**Work to complete**
No pictures should be carried over. Output all other parts of the entries verbatim.

**Given information**
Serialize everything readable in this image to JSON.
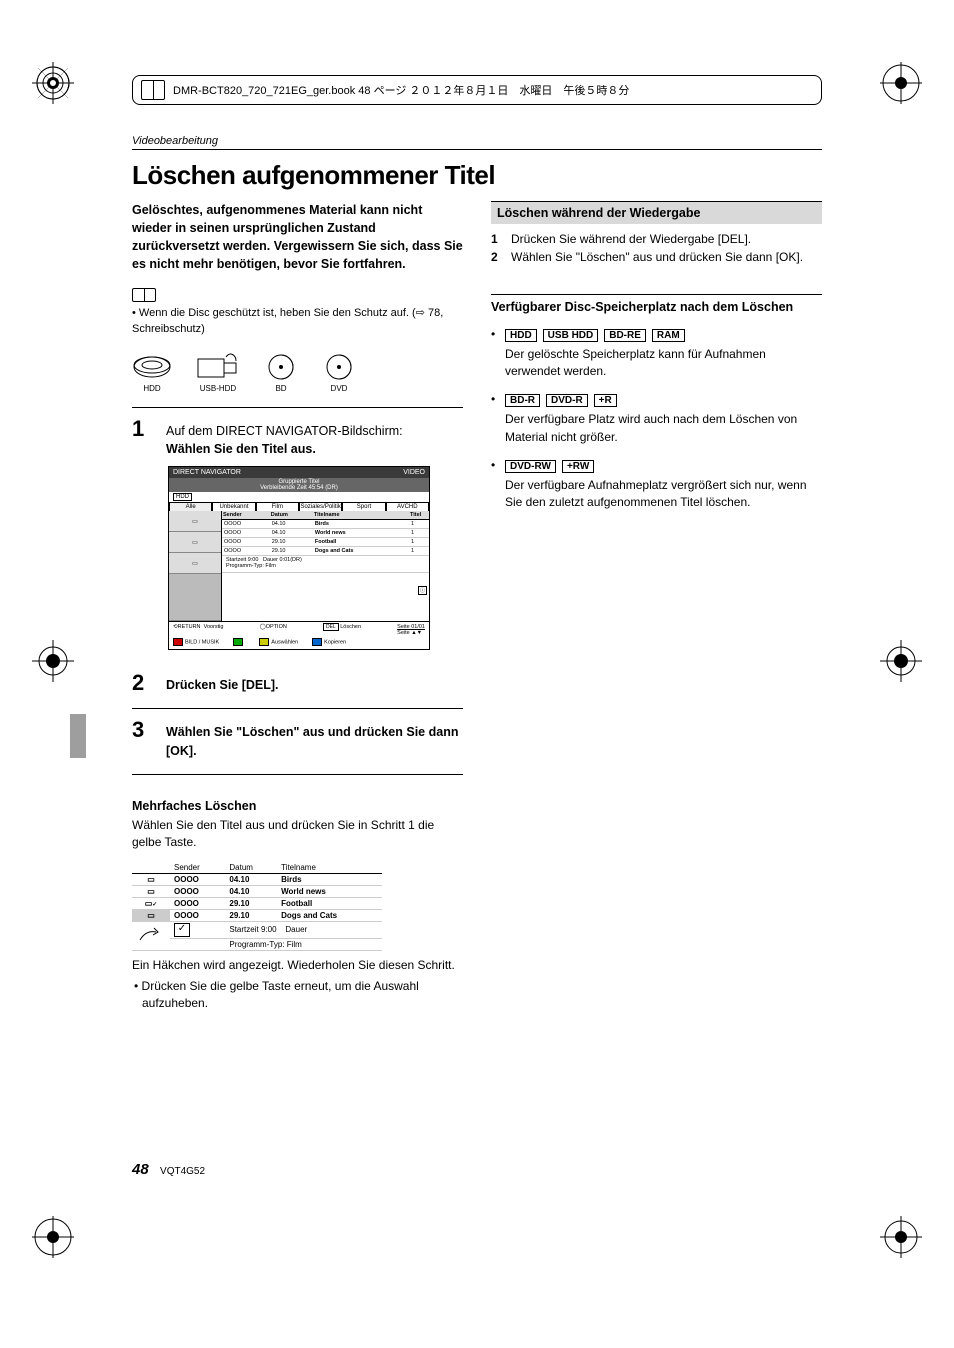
{
  "header": {
    "bookfile": "DMR-BCT820_720_721EG_ger.book  48 ページ  ２０１２年８月１日　水曜日　午後５時８分"
  },
  "section_label": "Videobearbeitung",
  "title": "Löschen aufgenommener Titel",
  "left": {
    "intro": "Gelöschtes, aufgenommenes Material kann nicht wieder in seinen ursprünglichen Zustand zurückversetzt werden. Vergewissern Sie sich, dass Sie es nicht mehr benötigen, bevor Sie fortfahren.",
    "note": "• Wenn die Disc geschützt ist, heben Sie den Schutz auf. (⇨ 78, Schreibschutz)",
    "media": {
      "hdd": "HDD",
      "usbhdd": "USB-HDD",
      "bd": "BD",
      "dvd": "DVD"
    },
    "step1": {
      "line1": "Auf dem DIRECT NAVIGATOR-Bildschirm:",
      "line2": "Wählen Sie den Titel aus."
    },
    "screenshot": {
      "title": "DIRECT NAVIGATOR",
      "subtitle": "Gruppierte Titel",
      "subtitle2": "Verbleibende Zeit  45:54 (DR)",
      "video": "VIDEO",
      "hdd": "HDD",
      "tabs": [
        "Alle",
        "Unbekannt",
        "Film",
        "Soziales/Politik",
        "Sport",
        "AVCHD"
      ],
      "cols": [
        "Sender",
        "Datum",
        "Titelname"
      ],
      "rows": [
        {
          "ch": "OOOO",
          "dt": "04.10",
          "tn": "Birds"
        },
        {
          "ch": "OOOO",
          "dt": "04.10",
          "tn": "World news"
        },
        {
          "ch": "OOOO",
          "dt": "29.10",
          "tn": "Football"
        },
        {
          "ch": "OOOO",
          "dt": "29.10",
          "tn": "Dogs and Cats"
        }
      ],
      "meta": {
        "start": "Startzeit  9:00",
        "dauer": "Dauer  0:01(DR)",
        "typ": "Programm-Typ: Film"
      },
      "side": "Titel",
      "foot": {
        "return": "RETURN",
        "voorstig": "Voorstig",
        "option": "OPTION",
        "delete_label": "Löschen",
        "delete_key": "DEL",
        "page": "Seite 01/01",
        "seite": "Seite"
      },
      "foot2": {
        "bild": "BILD / MUSIK",
        "aus": "Auswählen",
        "kop": "Kopieren"
      }
    },
    "step2": "Drücken Sie [DEL].",
    "step3": "Wählen Sie \"Löschen\" aus und drücken Sie dann [OK].",
    "multi_head": "Mehrfaches Löschen",
    "multi_text": "Wählen Sie den Titel aus und drücken Sie in Schritt 1 die gelbe Taste.",
    "mini": {
      "cols": [
        "Sender",
        "Datum",
        "Titelname"
      ],
      "rows": [
        {
          "ch": "OOOO",
          "dt": "04.10",
          "tn": "Birds"
        },
        {
          "ch": "OOOO",
          "dt": "04.10",
          "tn": "World news"
        },
        {
          "ch": "OOOO",
          "dt": "29.10",
          "tn": "Football"
        },
        {
          "ch": "OOOO",
          "dt": "29.10",
          "tn": "Dogs and Cats"
        }
      ],
      "meta_start": "Startzeit  9:00",
      "meta_dauer": "Dauer",
      "meta_typ": "Programm-Typ: Film",
      "check": "✓"
    },
    "multi_after": "Ein Häkchen wird angezeigt. Wiederholen Sie diesen Schritt.",
    "multi_bullet": "• Drücken Sie die gelbe Taste erneut, um die Auswahl aufzuheben."
  },
  "right": {
    "band": "Löschen während der Wiedergabe",
    "steps": [
      "Drücken Sie während der Wiedergabe [DEL].",
      "Wählen Sie \"Löschen\" aus und drücken Sie dann [OK]."
    ],
    "avail_head": "Verfügbarer Disc-Speicherplatz nach dem Löschen",
    "group1": {
      "discs": [
        "HDD",
        "USB HDD",
        "BD-RE",
        "RAM"
      ],
      "text": "Der gelöschte Speicherplatz kann für Aufnahmen verwendet werden."
    },
    "group2": {
      "discs": [
        "BD-R",
        "DVD-R",
        "+R"
      ],
      "text": "Der verfügbare Platz wird auch nach dem Löschen von Material nicht größer."
    },
    "group3": {
      "discs": [
        "DVD-RW",
        "+RW"
      ],
      "text": "Der verfügbare Aufnahmeplatz vergrößert sich nur, wenn Sie den zuletzt aufgenommenen Titel löschen."
    }
  },
  "footer": {
    "page": "48",
    "code": "VQT4G52"
  }
}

**Expected answer**
Serialize everything readable in this image to JSON.
{
  "header": {
    "bookfile": "DMR-BCT820_720_721EG_ger.book  48 ページ  ２０１２年８月１日　水曜日　午後５時８分"
  },
  "section_label": "Videobearbeitung",
  "title": "Löschen aufgenommener Titel",
  "left": {
    "intro": "Gelöschtes, aufgenommenes Material kann nicht wieder in seinen ursprünglichen Zustand zurückversetzt werden. Vergewissern Sie sich, dass Sie es nicht mehr benötigen, bevor Sie fortfahren.",
    "note": "• Wenn die Disc geschützt ist, heben Sie den Schutz auf. (⇨ 78, Schreibschutz)",
    "media": {
      "hdd": "HDD",
      "usbhdd": "USB-HDD",
      "bd": "BD",
      "dvd": "DVD"
    },
    "step1": {
      "line1": "Auf dem DIRECT NAVIGATOR-Bildschirm:",
      "line2": "Wählen Sie den Titel aus."
    },
    "screenshot": {
      "title": "DIRECT NAVIGATOR",
      "subtitle": "Gruppierte Titel",
      "subtitle2": "Verbleibende Zeit  45:54 (DR)",
      "video": "VIDEO",
      "hdd": "HDD",
      "tabs": [
        "Alle",
        "Unbekannt",
        "Film",
        "Soziales/Politik",
        "Sport",
        "AVCHD"
      ],
      "cols": [
        "Sender",
        "Datum",
        "Titelname"
      ],
      "rows": [
        {
          "ch": "OOOO",
          "dt": "04.10",
          "tn": "Birds"
        },
        {
          "ch": "OOOO",
          "dt": "04.10",
          "tn": "World news"
        },
        {
          "ch": "OOOO",
          "dt": "29.10",
          "tn": "Football"
        },
        {
          "ch": "OOOO",
          "dt": "29.10",
          "tn": "Dogs and Cats"
        }
      ],
      "meta": {
        "start": "Startzeit  9:00",
        "dauer": "Dauer  0:01(DR)",
        "typ": "Programm-Typ: Film"
      },
      "side": "Titel",
      "foot": {
        "return": "RETURN",
        "voorstig": "Voorstig",
        "option": "OPTION",
        "delete_label": "Löschen",
        "delete_key": "DEL",
        "page": "Seite 01/01",
        "seite": "Seite"
      },
      "foot2": {
        "bild": "BILD / MUSIK",
        "aus": "Auswählen",
        "kop": "Kopieren"
      }
    },
    "step2": "Drücken Sie [DEL].",
    "step3": "Wählen Sie \"Löschen\" aus und drücken Sie dann [OK].",
    "multi_head": "Mehrfaches Löschen",
    "multi_text": "Wählen Sie den Titel aus und drücken Sie in Schritt 1 die gelbe Taste.",
    "mini": {
      "cols": [
        "Sender",
        "Datum",
        "Titelname"
      ],
      "rows": [
        {
          "ch": "OOOO",
          "dt": "04.10",
          "tn": "Birds"
        },
        {
          "ch": "OOOO",
          "dt": "04.10",
          "tn": "World news"
        },
        {
          "ch": "OOOO",
          "dt": "29.10",
          "tn": "Football"
        },
        {
          "ch": "OOOO",
          "dt": "29.10",
          "tn": "Dogs and Cats"
        }
      ],
      "meta_start": "Startzeit  9:00",
      "meta_dauer": "Dauer",
      "meta_typ": "Programm-Typ: Film",
      "check": "✓"
    },
    "multi_after": "Ein Häkchen wird angezeigt. Wiederholen Sie diesen Schritt.",
    "multi_bullet": "• Drücken Sie die gelbe Taste erneut, um die Auswahl aufzuheben."
  },
  "right": {
    "band": "Löschen während der Wiedergabe",
    "steps": [
      "Drücken Sie während der Wiedergabe [DEL].",
      "Wählen Sie \"Löschen\" aus und drücken Sie dann [OK]."
    ],
    "avail_head": "Verfügbarer Disc-Speicherplatz nach dem Löschen",
    "group1": {
      "discs": [
        "HDD",
        "USB HDD",
        "BD-RE",
        "RAM"
      ],
      "text": "Der gelöschte Speicherplatz kann für Aufnahmen verwendet werden."
    },
    "group2": {
      "discs": [
        "BD-R",
        "DVD-R",
        "+R"
      ],
      "text": "Der verfügbare Platz wird auch nach dem Löschen von Material nicht größer."
    },
    "group3": {
      "discs": [
        "DVD-RW",
        "+RW"
      ],
      "text": "Der verfügbare Aufnahmeplatz vergrößert sich nur, wenn Sie den zuletzt aufgenommenen Titel löschen."
    }
  },
  "footer": {
    "page": "48",
    "code": "VQT4G52"
  }
}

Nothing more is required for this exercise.